Activity:
Lines from the one with "Enumerate this screenshot's" through the end of the listing below should be set down exactly, with no other line included.

+ + +

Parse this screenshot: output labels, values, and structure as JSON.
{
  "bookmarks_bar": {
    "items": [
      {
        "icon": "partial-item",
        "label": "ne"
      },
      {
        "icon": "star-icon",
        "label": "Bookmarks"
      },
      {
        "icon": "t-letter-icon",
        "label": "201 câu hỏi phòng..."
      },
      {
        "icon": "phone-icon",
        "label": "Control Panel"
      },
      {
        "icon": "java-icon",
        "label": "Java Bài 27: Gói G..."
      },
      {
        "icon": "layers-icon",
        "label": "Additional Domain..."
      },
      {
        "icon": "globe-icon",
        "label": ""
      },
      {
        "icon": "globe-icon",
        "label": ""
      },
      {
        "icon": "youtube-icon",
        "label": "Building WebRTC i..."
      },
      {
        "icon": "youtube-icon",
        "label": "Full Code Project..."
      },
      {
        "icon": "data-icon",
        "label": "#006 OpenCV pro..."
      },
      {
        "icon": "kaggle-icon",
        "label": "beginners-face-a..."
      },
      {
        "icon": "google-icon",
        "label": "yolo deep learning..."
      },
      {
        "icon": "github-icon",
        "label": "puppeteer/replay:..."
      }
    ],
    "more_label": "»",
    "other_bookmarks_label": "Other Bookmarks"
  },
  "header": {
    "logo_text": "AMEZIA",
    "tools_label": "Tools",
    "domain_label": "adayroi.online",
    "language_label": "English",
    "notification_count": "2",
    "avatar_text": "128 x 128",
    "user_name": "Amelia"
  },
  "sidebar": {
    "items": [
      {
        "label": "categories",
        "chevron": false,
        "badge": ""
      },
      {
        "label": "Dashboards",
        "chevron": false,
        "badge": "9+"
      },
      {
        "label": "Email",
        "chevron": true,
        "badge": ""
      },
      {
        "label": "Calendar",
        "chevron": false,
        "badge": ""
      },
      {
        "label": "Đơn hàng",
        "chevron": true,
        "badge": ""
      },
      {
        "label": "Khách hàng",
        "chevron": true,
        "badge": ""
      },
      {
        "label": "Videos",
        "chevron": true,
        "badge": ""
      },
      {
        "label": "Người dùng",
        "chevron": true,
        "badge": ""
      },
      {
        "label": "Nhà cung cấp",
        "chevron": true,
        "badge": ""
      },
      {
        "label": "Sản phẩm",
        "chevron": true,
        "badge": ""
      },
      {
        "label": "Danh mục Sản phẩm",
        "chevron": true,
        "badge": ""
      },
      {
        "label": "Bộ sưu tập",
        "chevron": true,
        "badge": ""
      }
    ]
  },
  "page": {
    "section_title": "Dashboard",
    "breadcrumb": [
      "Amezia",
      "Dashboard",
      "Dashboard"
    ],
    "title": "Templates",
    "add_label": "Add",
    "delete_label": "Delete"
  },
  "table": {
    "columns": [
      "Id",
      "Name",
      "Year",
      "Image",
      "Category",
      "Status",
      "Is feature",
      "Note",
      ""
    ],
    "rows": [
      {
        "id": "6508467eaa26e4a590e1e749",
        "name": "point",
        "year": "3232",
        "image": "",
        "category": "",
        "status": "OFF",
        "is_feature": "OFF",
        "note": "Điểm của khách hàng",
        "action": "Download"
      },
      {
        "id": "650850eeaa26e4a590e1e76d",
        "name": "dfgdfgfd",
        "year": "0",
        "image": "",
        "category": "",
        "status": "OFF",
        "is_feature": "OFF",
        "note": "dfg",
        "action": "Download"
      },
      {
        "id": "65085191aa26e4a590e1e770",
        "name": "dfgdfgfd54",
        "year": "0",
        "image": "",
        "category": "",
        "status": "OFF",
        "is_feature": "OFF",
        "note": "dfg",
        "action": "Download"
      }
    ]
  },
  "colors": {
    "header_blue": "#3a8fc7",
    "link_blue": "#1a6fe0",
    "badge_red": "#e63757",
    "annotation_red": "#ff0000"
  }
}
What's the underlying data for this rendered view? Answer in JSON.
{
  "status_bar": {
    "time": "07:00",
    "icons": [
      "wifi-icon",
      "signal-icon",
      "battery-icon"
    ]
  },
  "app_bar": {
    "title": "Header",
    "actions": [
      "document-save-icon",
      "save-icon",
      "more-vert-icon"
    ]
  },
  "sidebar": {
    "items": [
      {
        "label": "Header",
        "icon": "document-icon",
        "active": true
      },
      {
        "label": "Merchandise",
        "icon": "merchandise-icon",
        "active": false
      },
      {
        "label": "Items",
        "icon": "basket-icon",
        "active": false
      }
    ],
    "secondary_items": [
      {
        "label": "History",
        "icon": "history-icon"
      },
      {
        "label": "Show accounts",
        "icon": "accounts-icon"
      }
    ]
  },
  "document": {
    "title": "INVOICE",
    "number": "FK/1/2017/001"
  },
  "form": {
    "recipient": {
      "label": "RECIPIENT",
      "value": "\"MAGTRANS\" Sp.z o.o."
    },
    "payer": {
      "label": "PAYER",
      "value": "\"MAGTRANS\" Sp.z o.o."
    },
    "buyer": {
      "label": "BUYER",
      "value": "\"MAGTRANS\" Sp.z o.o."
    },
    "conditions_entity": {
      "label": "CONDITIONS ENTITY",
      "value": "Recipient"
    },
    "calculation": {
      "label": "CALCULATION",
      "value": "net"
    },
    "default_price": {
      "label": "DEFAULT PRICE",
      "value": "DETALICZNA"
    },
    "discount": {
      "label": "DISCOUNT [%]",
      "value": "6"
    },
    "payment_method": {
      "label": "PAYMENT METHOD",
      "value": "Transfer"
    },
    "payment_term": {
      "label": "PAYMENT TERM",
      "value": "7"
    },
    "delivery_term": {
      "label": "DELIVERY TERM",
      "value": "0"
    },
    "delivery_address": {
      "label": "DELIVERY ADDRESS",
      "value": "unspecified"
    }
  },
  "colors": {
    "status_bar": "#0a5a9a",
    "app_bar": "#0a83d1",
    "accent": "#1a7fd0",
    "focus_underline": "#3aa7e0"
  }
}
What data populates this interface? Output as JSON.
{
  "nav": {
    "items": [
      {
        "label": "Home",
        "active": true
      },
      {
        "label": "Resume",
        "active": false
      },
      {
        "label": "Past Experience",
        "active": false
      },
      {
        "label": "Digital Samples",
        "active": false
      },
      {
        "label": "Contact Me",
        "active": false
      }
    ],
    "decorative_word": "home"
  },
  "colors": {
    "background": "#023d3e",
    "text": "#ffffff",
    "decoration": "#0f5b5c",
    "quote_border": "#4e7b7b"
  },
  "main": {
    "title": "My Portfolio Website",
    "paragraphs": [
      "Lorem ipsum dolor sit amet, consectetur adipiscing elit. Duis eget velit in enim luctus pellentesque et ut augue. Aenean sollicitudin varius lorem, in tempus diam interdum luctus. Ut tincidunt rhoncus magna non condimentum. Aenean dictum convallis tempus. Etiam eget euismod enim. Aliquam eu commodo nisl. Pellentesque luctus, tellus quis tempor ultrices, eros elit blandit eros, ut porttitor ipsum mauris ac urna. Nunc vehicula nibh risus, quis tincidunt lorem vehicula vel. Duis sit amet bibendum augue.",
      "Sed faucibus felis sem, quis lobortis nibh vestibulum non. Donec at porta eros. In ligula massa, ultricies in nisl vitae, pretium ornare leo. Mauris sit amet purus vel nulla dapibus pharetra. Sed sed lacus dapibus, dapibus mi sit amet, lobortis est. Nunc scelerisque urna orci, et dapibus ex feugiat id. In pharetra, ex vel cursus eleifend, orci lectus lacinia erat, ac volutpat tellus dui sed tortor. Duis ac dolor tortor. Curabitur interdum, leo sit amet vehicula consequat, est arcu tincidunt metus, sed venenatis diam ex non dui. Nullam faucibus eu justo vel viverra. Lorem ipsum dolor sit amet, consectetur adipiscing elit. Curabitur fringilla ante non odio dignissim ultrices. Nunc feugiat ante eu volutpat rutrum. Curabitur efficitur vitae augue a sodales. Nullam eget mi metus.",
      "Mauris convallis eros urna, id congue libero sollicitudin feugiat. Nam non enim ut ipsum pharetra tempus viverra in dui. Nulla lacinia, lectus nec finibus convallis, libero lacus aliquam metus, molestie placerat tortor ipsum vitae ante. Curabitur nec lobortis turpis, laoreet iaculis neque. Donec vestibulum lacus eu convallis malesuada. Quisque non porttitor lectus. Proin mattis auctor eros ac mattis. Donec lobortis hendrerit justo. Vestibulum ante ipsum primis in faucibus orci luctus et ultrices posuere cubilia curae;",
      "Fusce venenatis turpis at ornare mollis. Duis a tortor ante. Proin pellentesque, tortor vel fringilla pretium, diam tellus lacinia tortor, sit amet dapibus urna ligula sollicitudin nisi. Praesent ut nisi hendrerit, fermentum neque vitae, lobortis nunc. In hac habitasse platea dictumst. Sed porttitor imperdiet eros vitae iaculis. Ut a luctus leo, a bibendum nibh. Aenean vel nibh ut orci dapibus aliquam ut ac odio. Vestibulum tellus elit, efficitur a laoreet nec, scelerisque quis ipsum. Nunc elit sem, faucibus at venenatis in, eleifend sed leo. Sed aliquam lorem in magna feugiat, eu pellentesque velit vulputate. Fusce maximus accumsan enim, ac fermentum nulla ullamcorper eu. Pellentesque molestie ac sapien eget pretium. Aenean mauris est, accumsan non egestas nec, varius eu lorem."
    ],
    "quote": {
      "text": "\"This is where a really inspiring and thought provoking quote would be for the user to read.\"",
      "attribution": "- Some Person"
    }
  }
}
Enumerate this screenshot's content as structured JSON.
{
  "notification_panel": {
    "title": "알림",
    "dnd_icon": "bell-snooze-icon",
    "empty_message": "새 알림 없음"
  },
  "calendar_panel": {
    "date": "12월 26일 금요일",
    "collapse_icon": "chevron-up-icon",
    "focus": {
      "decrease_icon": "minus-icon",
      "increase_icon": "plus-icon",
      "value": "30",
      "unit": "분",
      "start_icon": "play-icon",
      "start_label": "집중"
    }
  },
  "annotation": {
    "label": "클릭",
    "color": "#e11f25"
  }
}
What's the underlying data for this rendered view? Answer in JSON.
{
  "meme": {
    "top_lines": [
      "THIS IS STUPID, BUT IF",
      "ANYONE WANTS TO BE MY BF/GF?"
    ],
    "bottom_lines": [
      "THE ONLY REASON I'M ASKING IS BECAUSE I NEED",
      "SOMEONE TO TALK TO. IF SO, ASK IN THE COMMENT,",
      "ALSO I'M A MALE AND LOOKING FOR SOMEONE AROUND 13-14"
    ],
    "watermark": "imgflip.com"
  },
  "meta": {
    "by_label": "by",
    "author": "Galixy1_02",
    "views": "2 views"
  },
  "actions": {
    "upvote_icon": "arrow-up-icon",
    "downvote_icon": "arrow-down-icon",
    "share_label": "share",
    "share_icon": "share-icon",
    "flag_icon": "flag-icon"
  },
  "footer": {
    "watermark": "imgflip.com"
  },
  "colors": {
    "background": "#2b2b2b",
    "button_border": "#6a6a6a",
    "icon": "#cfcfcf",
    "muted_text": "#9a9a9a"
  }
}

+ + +

Reply:
Enumerate this screenshot's content as structured JSON.
{
  "notification_panel": {
    "title": "알림",
    "dnd_icon": "bell-snooze-icon",
    "empty_message": "새 알림 없음"
  },
  "calendar_panel": {
    "date": "12월 26일 금요일",
    "collapse_icon": "chevron-up-icon",
    "focus": {
      "decrease_icon": "minus-icon",
      "increase_icon": "plus-icon",
      "value": "30",
      "unit": "분",
      "start_icon": "play-icon",
      "start_label": "집중"
    }
  },
  "annotation": {
    "label": "클릭",
    "color": "#e11f25"
  }
}
What's the underlying data for this rendered view? Answer in JSON.
{
  "meme": {
    "top_lines": [
      "THIS IS STUPID, BUT IF",
      "ANYONE WANTS TO BE MY BF/GF?"
    ],
    "bottom_lines": [
      "THE ONLY REASON I'M ASKING IS BECAUSE I NEED",
      "SOMEONE TO TALK TO. IF SO, ASK IN THE COMMENT,",
      "ALSO I'M A MALE AND LOOKING FOR SOMEONE AROUND 13-14"
    ],
    "watermark": "imgflip.com"
  },
  "meta": {
    "by_label": "by",
    "author": "Galixy1_02",
    "views": "2 views"
  },
  "actions": {
    "upvote_icon": "arrow-up-icon",
    "downvote_icon": "arrow-down-icon",
    "share_label": "share",
    "share_icon": "share-icon",
    "flag_icon": "flag-icon"
  },
  "footer": {
    "watermark": "imgflip.com"
  },
  "colors": {
    "background": "#2b2b2b",
    "button_border": "#6a6a6a",
    "icon": "#cfcfcf",
    "muted_text": "#9a9a9a"
  }
}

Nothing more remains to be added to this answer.